Despite having a security and economic crisis, Pakistan is sitting on a node of multiple important energy supply routes from Russia, the Middle East and Iran towards India and China. But Pakistan has a long-contested conflict in Kashmir with India, and New Delhi in turn is accused of fueling the Baloch insurgency along with Iran. Islamabad is today paying price for being an ally of the USA in hybrid wars, the best it should do is to focus on internal turmoil and create itself as a hub of energy supply through cooperation with multipolar behemoths. Only then it can expect to alleviate the stress of domestic unrest by working towards economic sustainability.
But before that, it needs peace in its domestic theatre. A fragile political system will be the last thing that can benefit Pakistan to this end.
Is Imran Khan leading a political revolution?
In his speeches, Khan advocates for unrestricted democracy and actual parliamentary rule, which is revolutionary enough in Pakistan, a nation with a stratified society and a strong military presence. While his allies contend that his opponents were given substantial bribes to depose him, he asserts that a nation that tortures its political personnel cannot be a democracy and calls for new, fair elections.
But his method of communication, which challenges the centralized order of things, maybe just as spectacular. Khan, who makes extensive use of social media and live streaming, is determined to spread his message despite being rejected by major broadcasters and receiving little coverage in print media.
His campaign could portend a major shift in Pakistani politics if he is successful in flouting these restrictions and avoids being detained for terrorism-related offences. Parties of all shades make up the government. If Khan is able to exceed them all, the traditional political methods might never return.
Along with attacking the military and the corruption that drives Pakistan’s Army-led economy, Khan does so in a 21st-century manner and with tools that the generals might not fully comprehend. With more than 64% of the population under 30, Pakistan is a young nation. Khan appeals to them through this generation’s media. His popularity with young people and female voters is a political rarity and advantage.
Khan contends that the military-driven corruption of Pakistan’s economy, judiciary, and political system led to his overthrow, which he likens to a coup.
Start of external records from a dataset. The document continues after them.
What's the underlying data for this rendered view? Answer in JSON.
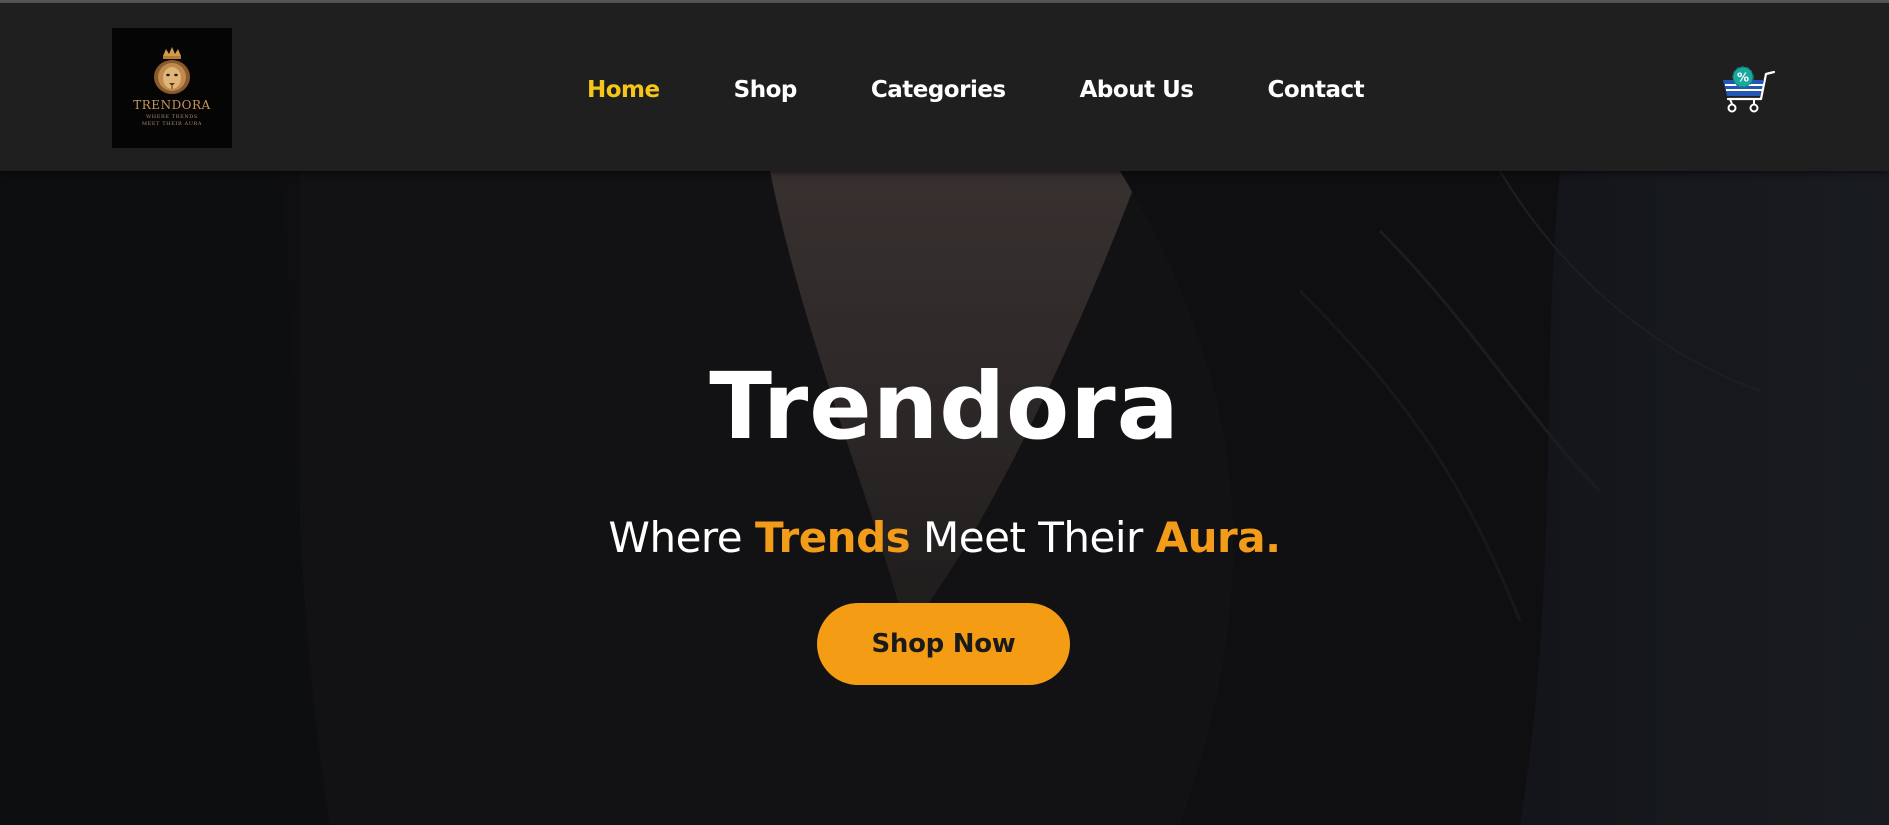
{
  "brand": {
    "logo_name": "TRENDORA",
    "logo_tagline": "WHERE TRENDS MEET THEIR AURA",
    "logo_color": "#c8955b"
  },
  "nav": {
    "items": [
      {
        "label": "Home",
        "active": true
      },
      {
        "label": "Shop",
        "active": false
      },
      {
        "label": "Categories",
        "active": false
      },
      {
        "label": "About Us",
        "active": false
      },
      {
        "label": "Contact",
        "active": false
      }
    ],
    "active_color": "#f5c518"
  },
  "cart": {
    "icon": "shopping-cart-discount-icon",
    "badge_symbol": "%"
  },
  "hero": {
    "title": "Trendora",
    "subtitle": {
      "part1": "Where ",
      "highlight1": "Trends",
      "part2": " Meet Their ",
      "highlight2": "Aura."
    },
    "accent_color": "#f39c1a",
    "cta_label": "Shop Now"
  }
}
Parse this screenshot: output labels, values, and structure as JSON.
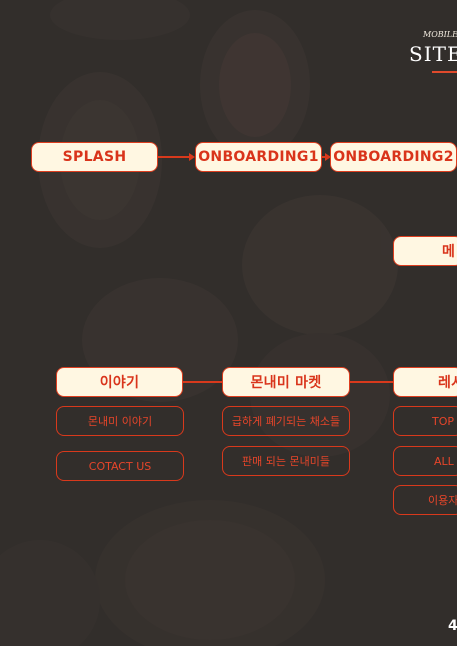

The generals, however, can clearly be seen to be concerned as Khan’s language in opposition becomes loftier, taking aim at the essence of military authority as well as the corruption of elections, parliamentary politics, the economy, and state institutions.